** Opening Provided material block **
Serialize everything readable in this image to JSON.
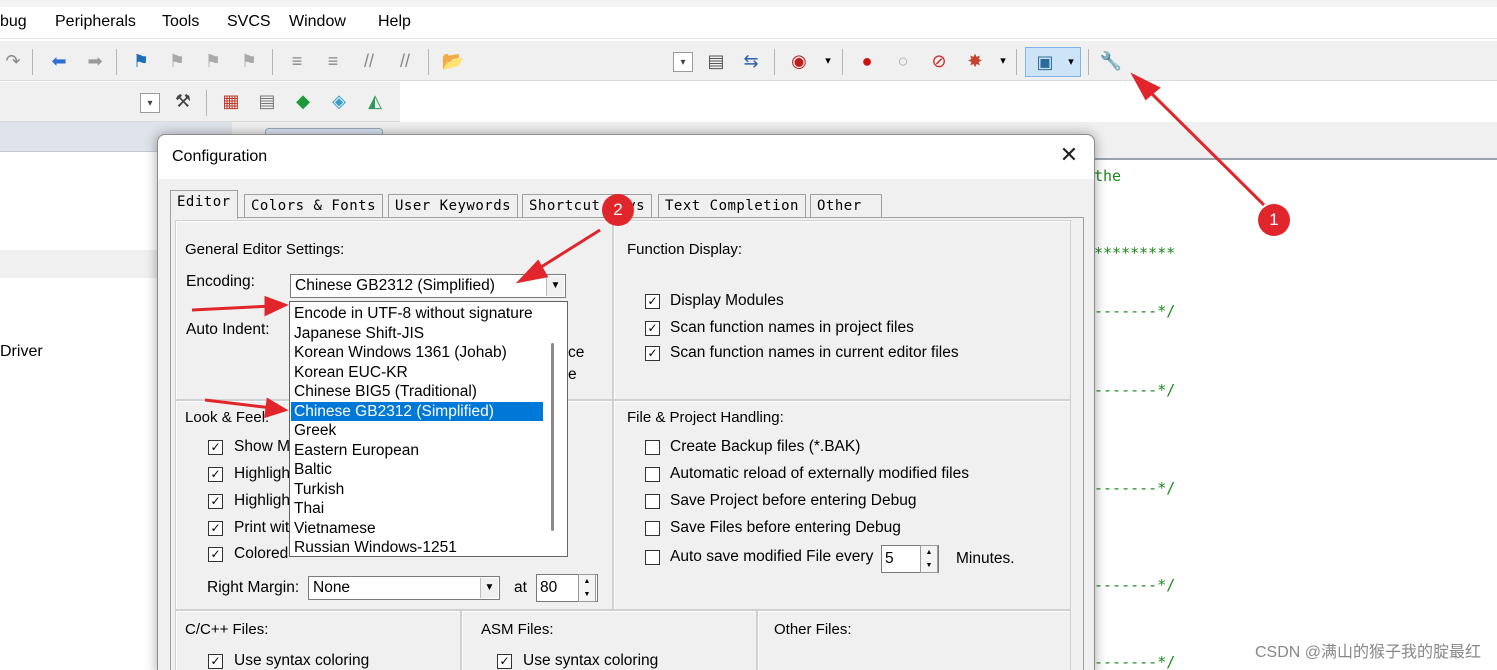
{
  "menubar": {
    "items": [
      "bug",
      "Peripherals",
      "Tools",
      "SVCS",
      "Window",
      "Help"
    ]
  },
  "left_panel": {
    "driver_label": "Driver"
  },
  "code": {
    "lines": [
      "the",
      "*********",
      "-------*/",
      "-------*/",
      "-------*/",
      "-------*/",
      "-------*/"
    ]
  },
  "dialog": {
    "title": "Configuration",
    "close_glyph": "✕",
    "tabs": [
      "Editor",
      "Colors & Fonts",
      "User Keywords",
      "Shortcut Keys",
      "Text Completion",
      "Other"
    ],
    "general": {
      "heading": "General Editor Settings:",
      "encoding_label": "Encoding:",
      "encoding_value": "Chinese GB2312 (Simplified)",
      "auto_indent_label": "Auto Indent:",
      "partial_a": "ce",
      "partial_b": "e"
    },
    "encoding_options": [
      "Encode in UTF-8 without signature",
      "Japanese Shift-JIS",
      "Korean Windows 1361 (Johab)",
      "Korean EUC-KR",
      "Chinese BIG5 (Traditional)",
      "Chinese GB2312 (Simplified)",
      "Greek",
      "Eastern European",
      "Baltic",
      "Turkish",
      "Thai",
      "Vietnamese",
      "Russian Windows-1251"
    ],
    "selected_option_index": 5,
    "function_display": {
      "heading": "Function Display:",
      "items": [
        {
          "label": "Display Modules",
          "checked": true
        },
        {
          "label": "Scan function names in project files",
          "checked": true
        },
        {
          "label": "Scan function names in current editor files",
          "checked": true
        }
      ]
    },
    "look_feel": {
      "heading": "Look & Feel:",
      "items": [
        "Show M",
        "Highligh",
        "Highligh",
        "Print wit",
        "Colored"
      ],
      "right_margin_label": "Right Margin:",
      "right_margin_value": "None",
      "at_label": "at",
      "at_value": "80"
    },
    "file_project": {
      "heading": "File & Project Handling:",
      "items": [
        {
          "label": "Create Backup files (*.BAK)",
          "checked": false
        },
        {
          "label": "Automatic reload of externally modified files",
          "checked": false
        },
        {
          "label": "Save Project before entering Debug",
          "checked": false
        },
        {
          "label": "Save Files before entering Debug",
          "checked": false
        },
        {
          "label": "Auto save modified File every",
          "checked": false
        }
      ],
      "autosave_value": "5",
      "minutes_label": "Minutes."
    },
    "cpp_files": {
      "heading": "C/C++ Files:",
      "syntax": "Use syntax coloring"
    },
    "asm_files": {
      "heading": "ASM Files:",
      "syntax": "Use syntax coloring"
    },
    "other_files": {
      "heading": "Other Files:"
    }
  },
  "annotations": {
    "badge1": "1",
    "badge2": "2",
    "color": "#e0262a"
  },
  "watermark": "CSDN @满山的猴子我的腚最红"
}
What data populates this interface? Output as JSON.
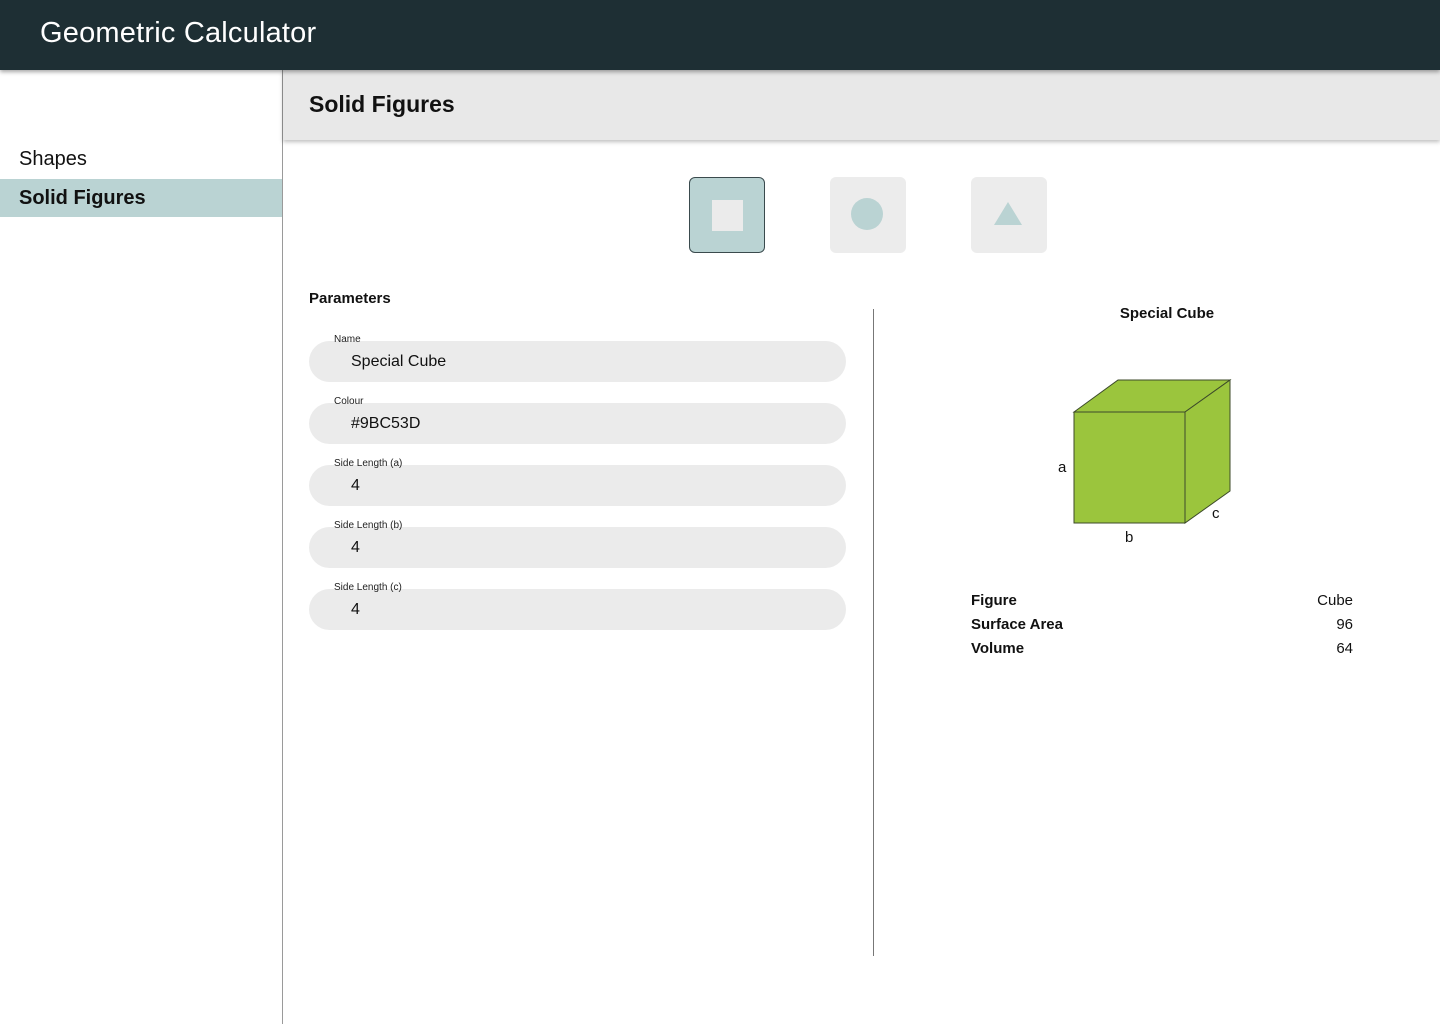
{
  "app": {
    "title": "Geometric Calculator"
  },
  "sidebar": {
    "items": [
      {
        "label": "Shapes",
        "active": false
      },
      {
        "label": "Solid Figures",
        "active": true
      }
    ]
  },
  "page": {
    "title": "Solid Figures"
  },
  "figure_selector": {
    "options": [
      {
        "icon": "square-icon",
        "selected": true
      },
      {
        "icon": "circle-icon",
        "selected": false
      },
      {
        "icon": "triangle-icon",
        "selected": false
      }
    ],
    "selected_bg": "#BAD3D3",
    "icon_color_selected": "#EBEBEB",
    "icon_color": "#BAD3D3"
  },
  "parameters": {
    "label": "Parameters",
    "fields": [
      {
        "label": "Name",
        "value": "Special Cube"
      },
      {
        "label": "Colour",
        "value": "#9BC53D"
      },
      {
        "label": "Side Length (a)",
        "value": "4"
      },
      {
        "label": "Side Length (b)",
        "value": "4"
      },
      {
        "label": "Side Length (c)",
        "value": "4"
      }
    ]
  },
  "preview": {
    "title": "Special Cube",
    "fill_color": "#9BC53D",
    "edge_labels": {
      "a": "a",
      "b": "b",
      "c": "c"
    }
  },
  "results": [
    {
      "key": "Figure",
      "value": "Cube"
    },
    {
      "key": "Surface Area",
      "value": "96"
    },
    {
      "key": "Volume",
      "value": "64"
    }
  ],
  "colors": {
    "header_bg": "#1E2F34",
    "sidebar_active_bg": "#BAD3D3",
    "page_header_bg": "#E8E8E8",
    "field_bg": "#EBEBEB"
  }
}
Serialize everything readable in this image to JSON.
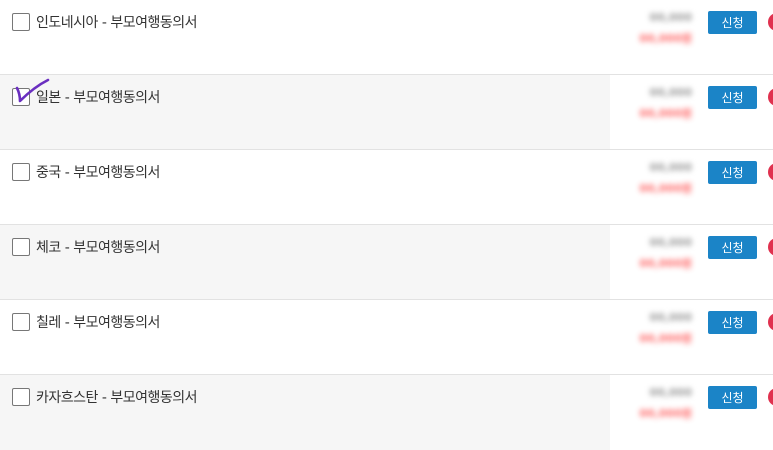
{
  "items": [
    {
      "label": "인도네시아 - 부모여행동의서",
      "price": "00,000",
      "sale": "00,000원",
      "button": "신청",
      "checked": false
    },
    {
      "label": "일본 - 부모여행동의서",
      "price": "00,000",
      "sale": "00,000원",
      "button": "신청",
      "checked": true
    },
    {
      "label": "중국 - 부모여행동의서",
      "price": "00,000",
      "sale": "00,000원",
      "button": "신청",
      "checked": false
    },
    {
      "label": "체코 - 부모여행동의서",
      "price": "00,000",
      "sale": "00,000원",
      "button": "신청",
      "checked": false
    },
    {
      "label": "칠레 - 부모여행동의서",
      "price": "00,000",
      "sale": "00,000원",
      "button": "신청",
      "checked": false
    },
    {
      "label": "카자흐스탄 - 부모여행동의서",
      "price": "00,000",
      "sale": "00,000원",
      "button": "신청",
      "checked": false
    }
  ],
  "colors": {
    "button": "#1b84c7",
    "sale": "#ff3b3b",
    "indicator": "#e0314f",
    "annotation": "#6a2fc0"
  },
  "icons": {
    "annotation": "handwritten-checkmark-icon"
  }
}
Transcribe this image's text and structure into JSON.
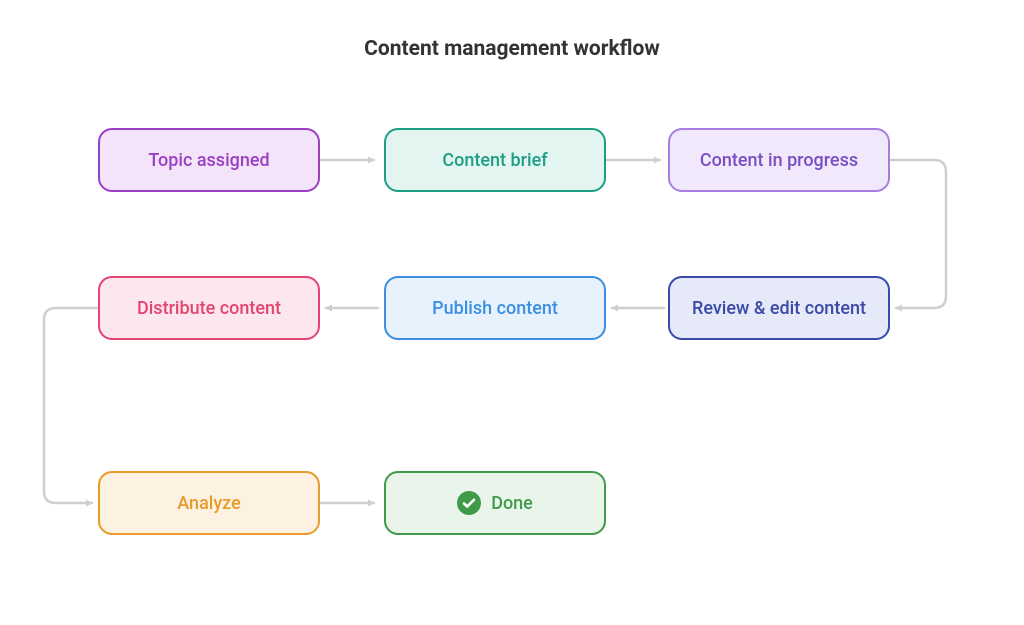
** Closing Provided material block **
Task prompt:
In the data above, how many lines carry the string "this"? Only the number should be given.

Solution:
4